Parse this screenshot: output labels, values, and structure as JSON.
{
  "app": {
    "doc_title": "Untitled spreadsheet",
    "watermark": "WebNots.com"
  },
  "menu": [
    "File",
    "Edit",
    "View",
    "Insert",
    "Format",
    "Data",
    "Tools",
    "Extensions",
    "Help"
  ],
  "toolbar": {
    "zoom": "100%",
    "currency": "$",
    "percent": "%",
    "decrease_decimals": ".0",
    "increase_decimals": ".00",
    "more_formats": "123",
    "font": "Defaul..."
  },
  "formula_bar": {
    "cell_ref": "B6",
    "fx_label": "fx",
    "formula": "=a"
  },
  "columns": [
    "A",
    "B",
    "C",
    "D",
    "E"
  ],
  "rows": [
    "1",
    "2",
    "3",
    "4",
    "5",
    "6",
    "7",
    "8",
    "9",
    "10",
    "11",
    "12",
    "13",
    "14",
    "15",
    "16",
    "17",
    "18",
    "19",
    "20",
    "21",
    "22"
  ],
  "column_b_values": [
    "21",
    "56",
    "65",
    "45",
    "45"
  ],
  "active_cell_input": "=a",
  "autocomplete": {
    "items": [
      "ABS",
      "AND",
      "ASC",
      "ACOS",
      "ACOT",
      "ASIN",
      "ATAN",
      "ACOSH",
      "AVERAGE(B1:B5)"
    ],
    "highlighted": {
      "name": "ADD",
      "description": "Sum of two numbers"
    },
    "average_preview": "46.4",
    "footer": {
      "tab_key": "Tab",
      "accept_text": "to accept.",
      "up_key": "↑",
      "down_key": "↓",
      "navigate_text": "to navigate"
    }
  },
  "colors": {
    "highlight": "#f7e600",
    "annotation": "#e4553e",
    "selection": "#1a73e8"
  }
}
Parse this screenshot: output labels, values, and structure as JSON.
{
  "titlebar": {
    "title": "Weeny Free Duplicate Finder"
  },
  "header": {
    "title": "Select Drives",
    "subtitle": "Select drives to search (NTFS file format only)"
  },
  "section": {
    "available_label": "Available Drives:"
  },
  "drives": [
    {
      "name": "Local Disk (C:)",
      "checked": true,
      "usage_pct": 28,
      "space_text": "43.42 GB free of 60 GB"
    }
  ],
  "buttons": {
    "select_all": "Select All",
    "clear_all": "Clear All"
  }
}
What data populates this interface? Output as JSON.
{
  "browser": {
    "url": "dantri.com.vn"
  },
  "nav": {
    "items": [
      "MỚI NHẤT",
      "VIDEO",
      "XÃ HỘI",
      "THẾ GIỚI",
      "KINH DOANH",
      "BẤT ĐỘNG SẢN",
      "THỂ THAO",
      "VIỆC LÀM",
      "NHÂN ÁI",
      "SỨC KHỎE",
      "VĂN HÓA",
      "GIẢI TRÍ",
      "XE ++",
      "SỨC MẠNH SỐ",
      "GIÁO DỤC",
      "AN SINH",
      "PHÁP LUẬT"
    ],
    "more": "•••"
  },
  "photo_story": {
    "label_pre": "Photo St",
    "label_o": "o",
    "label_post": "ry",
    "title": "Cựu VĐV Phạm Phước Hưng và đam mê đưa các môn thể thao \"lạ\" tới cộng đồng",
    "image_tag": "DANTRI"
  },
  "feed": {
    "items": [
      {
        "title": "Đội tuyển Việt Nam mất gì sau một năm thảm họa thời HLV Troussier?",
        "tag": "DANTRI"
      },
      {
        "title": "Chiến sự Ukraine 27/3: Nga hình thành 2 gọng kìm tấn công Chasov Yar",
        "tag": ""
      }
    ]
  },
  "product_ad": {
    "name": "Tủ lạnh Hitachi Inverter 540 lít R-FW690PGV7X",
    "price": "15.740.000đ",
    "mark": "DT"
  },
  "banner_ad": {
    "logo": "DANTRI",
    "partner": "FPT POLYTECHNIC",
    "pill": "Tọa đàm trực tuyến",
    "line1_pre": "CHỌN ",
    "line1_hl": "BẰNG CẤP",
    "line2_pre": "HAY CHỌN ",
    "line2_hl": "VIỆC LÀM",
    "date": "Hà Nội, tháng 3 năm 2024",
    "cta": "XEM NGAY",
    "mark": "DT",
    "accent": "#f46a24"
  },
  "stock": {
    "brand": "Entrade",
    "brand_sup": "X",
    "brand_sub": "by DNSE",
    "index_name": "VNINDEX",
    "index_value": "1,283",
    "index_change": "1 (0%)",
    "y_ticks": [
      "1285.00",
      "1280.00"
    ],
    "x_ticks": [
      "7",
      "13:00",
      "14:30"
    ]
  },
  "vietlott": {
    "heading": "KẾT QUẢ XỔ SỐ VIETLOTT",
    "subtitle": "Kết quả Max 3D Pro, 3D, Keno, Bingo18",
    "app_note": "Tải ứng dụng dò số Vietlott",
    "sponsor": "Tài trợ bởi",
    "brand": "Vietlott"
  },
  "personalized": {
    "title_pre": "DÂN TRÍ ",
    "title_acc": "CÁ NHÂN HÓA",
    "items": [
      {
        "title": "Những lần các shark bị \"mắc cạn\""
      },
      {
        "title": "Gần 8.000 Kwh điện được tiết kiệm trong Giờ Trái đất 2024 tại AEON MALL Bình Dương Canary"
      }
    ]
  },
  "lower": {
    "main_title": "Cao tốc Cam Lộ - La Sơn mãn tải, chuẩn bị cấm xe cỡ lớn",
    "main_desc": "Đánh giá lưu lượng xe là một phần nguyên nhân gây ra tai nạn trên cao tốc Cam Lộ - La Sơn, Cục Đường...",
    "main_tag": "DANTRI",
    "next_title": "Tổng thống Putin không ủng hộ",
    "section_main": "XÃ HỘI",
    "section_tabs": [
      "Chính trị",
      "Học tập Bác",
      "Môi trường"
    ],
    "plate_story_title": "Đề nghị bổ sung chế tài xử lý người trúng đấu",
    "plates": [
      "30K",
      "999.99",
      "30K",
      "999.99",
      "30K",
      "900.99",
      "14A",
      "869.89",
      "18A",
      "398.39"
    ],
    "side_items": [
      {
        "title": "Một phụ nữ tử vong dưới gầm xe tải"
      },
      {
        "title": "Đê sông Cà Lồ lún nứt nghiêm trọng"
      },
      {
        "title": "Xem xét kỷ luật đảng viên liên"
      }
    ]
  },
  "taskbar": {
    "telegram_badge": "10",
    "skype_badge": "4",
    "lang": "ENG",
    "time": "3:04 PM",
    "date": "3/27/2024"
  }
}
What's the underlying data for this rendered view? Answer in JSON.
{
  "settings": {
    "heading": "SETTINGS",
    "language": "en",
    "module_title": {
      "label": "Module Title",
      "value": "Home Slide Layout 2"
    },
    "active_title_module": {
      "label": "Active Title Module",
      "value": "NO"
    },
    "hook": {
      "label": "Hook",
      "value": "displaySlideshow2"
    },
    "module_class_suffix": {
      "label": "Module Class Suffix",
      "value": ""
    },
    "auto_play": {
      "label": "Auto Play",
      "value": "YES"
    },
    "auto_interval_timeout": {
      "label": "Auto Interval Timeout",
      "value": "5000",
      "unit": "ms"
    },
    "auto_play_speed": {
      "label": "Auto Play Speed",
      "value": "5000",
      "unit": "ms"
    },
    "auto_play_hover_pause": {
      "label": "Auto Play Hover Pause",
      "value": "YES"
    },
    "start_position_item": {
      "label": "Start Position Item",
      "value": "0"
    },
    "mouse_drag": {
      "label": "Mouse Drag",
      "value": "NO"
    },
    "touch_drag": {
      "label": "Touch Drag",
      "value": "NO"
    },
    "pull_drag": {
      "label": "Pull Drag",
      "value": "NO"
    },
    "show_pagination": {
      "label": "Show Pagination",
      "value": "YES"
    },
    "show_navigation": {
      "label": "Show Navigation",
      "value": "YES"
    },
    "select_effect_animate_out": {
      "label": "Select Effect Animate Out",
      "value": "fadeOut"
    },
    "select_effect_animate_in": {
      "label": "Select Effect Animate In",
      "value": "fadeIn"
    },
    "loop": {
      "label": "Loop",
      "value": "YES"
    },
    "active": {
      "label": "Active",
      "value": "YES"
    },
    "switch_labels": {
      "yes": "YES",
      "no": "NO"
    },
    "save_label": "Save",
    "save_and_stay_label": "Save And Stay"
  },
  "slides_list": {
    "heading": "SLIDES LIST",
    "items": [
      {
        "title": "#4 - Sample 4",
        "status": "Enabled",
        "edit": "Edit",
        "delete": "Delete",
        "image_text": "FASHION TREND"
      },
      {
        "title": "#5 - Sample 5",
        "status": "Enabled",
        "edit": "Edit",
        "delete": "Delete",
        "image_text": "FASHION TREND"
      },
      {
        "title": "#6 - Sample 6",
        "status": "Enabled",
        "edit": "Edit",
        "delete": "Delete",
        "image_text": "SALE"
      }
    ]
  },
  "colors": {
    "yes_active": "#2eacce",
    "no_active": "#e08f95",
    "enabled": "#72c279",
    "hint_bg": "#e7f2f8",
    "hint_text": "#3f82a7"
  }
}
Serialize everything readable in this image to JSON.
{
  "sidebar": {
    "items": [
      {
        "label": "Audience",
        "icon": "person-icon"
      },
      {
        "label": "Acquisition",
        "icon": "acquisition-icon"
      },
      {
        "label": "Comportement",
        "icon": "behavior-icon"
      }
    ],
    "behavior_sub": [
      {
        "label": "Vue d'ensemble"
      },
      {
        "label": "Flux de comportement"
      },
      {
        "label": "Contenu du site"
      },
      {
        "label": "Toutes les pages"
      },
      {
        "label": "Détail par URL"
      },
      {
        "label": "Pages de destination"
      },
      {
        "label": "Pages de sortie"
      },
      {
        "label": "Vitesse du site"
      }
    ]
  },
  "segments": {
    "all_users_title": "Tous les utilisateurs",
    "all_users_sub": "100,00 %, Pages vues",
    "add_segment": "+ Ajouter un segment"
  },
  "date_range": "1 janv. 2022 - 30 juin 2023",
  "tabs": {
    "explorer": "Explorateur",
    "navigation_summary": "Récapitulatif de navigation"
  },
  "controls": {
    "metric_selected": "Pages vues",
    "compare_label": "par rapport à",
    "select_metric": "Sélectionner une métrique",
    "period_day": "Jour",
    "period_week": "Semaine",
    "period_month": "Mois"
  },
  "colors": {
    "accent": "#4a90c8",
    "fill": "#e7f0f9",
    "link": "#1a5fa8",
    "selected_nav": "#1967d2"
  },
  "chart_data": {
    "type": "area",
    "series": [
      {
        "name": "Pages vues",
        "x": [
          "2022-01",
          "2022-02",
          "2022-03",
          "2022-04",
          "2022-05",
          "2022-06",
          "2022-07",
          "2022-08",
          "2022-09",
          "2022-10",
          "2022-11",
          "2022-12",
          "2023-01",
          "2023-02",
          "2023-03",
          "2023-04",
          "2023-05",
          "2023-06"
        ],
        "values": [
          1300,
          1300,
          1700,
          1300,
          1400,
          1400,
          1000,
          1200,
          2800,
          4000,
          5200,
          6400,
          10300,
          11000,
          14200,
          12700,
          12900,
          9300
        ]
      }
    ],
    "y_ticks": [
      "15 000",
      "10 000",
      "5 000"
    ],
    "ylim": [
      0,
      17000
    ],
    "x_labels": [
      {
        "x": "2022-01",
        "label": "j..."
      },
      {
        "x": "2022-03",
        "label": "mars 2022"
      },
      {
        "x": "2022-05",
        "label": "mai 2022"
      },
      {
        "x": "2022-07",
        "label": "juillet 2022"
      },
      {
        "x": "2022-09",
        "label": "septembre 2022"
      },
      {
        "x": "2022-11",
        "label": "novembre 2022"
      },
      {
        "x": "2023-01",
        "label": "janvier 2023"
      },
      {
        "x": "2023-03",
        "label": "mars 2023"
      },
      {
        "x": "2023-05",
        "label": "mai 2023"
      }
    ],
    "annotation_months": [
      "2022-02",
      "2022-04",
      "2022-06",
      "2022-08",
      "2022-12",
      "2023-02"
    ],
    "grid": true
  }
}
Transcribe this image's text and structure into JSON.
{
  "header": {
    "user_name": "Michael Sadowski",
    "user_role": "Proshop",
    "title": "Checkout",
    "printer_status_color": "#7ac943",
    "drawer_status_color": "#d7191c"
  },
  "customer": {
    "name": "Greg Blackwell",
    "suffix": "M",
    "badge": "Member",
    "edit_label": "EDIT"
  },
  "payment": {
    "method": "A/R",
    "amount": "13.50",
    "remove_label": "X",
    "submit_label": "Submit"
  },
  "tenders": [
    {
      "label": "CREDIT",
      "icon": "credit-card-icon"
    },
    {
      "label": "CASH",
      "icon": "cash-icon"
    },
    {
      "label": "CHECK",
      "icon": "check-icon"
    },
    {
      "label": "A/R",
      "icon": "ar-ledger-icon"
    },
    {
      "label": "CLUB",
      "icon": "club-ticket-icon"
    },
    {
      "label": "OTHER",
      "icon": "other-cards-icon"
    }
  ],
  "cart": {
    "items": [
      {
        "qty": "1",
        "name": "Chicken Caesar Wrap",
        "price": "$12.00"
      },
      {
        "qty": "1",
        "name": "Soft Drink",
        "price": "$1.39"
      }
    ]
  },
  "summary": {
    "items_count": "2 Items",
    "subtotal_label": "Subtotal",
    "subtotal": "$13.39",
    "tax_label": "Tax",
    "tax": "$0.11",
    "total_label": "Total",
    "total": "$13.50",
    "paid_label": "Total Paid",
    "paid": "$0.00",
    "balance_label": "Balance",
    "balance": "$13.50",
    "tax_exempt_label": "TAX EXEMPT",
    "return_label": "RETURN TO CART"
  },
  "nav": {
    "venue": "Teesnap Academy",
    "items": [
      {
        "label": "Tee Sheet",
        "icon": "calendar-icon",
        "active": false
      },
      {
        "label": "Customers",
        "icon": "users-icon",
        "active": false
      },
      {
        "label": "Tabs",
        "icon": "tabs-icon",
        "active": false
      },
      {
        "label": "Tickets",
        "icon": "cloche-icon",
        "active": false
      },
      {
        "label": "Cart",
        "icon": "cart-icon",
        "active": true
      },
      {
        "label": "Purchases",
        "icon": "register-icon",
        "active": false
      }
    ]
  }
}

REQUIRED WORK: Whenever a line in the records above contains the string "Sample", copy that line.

SOLVED EXERCISE:
        "title": "#4 - Sample 4",
        "title": "#5 - Sample 5",
        "title": "#6 - Sample 6",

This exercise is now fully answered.